### Other Examples:

- Child recognizes and uses patterns (e.g., understands 5 + 3 - 3 = 5).
- In functional thinking, builds two sets (e.g. in a t-chart) following two sepereate general rules.
- Given a situation and asked to generate data for a t-chart, children generalize a rule (you add 2 every time) for each column seperately.

### Help your student become a(n) Beginning Arithmetic Patterner

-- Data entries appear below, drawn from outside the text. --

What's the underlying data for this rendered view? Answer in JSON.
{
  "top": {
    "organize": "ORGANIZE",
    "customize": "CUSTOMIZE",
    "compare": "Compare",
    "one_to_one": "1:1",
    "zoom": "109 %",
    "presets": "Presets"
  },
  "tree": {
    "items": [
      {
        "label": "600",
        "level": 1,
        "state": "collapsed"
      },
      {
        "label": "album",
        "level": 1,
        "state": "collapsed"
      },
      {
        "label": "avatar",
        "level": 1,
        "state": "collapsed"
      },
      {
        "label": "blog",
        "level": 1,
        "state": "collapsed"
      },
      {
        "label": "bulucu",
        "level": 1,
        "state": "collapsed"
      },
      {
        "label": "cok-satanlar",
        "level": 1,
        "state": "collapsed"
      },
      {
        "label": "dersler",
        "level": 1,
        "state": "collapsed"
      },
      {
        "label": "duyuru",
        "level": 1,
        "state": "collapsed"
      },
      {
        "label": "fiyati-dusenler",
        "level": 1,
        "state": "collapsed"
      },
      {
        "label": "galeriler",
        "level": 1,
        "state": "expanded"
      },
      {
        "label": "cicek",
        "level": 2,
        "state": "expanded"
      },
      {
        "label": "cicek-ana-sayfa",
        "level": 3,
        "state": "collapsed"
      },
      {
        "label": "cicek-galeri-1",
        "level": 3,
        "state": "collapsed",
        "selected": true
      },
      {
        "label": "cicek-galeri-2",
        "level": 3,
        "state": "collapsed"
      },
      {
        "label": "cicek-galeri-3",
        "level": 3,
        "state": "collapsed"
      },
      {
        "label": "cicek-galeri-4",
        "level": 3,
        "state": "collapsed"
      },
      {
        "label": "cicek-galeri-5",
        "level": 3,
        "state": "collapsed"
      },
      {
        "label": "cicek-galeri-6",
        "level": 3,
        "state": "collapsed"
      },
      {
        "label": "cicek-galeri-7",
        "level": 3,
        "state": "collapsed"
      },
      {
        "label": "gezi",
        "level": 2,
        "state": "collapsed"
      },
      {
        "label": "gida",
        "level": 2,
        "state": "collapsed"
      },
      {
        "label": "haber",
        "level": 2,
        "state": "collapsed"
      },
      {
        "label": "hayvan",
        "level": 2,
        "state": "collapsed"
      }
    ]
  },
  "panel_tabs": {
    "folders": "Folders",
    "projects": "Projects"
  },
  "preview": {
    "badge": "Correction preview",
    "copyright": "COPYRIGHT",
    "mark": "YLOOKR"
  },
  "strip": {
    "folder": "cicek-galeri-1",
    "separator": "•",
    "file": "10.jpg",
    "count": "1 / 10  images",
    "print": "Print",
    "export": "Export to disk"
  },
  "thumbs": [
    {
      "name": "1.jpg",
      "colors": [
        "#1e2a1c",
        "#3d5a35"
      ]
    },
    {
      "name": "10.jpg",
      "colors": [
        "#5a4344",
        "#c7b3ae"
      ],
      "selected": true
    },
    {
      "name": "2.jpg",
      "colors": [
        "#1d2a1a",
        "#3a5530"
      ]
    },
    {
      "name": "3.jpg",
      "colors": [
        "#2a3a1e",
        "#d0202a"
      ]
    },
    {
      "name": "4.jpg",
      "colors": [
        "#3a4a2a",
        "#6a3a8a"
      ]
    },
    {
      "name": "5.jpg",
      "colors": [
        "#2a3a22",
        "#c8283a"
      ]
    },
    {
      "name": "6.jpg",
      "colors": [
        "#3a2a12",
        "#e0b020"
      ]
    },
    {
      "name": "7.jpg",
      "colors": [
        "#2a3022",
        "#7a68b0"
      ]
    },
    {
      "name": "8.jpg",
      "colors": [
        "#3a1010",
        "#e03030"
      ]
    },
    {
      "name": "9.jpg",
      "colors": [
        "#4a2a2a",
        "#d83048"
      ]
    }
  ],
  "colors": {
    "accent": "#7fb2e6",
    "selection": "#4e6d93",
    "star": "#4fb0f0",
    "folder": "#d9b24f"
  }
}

Problems, activities, and discussions encourage children to generalize patterns that occur in arithmetic, formulating and justifying rules such as "When you add zero to a number, the result is the same number" or "When you add, you can add numbers any which way" (commutative and associative properties). Activities also ask children to analyze their growing patterns arithmetically. Sharing ideas and representations of all such work is critical. Representation of number sentences are represented flexibly (not only 3 + 5 = 8, but as 8 = 5 + 3, etc.).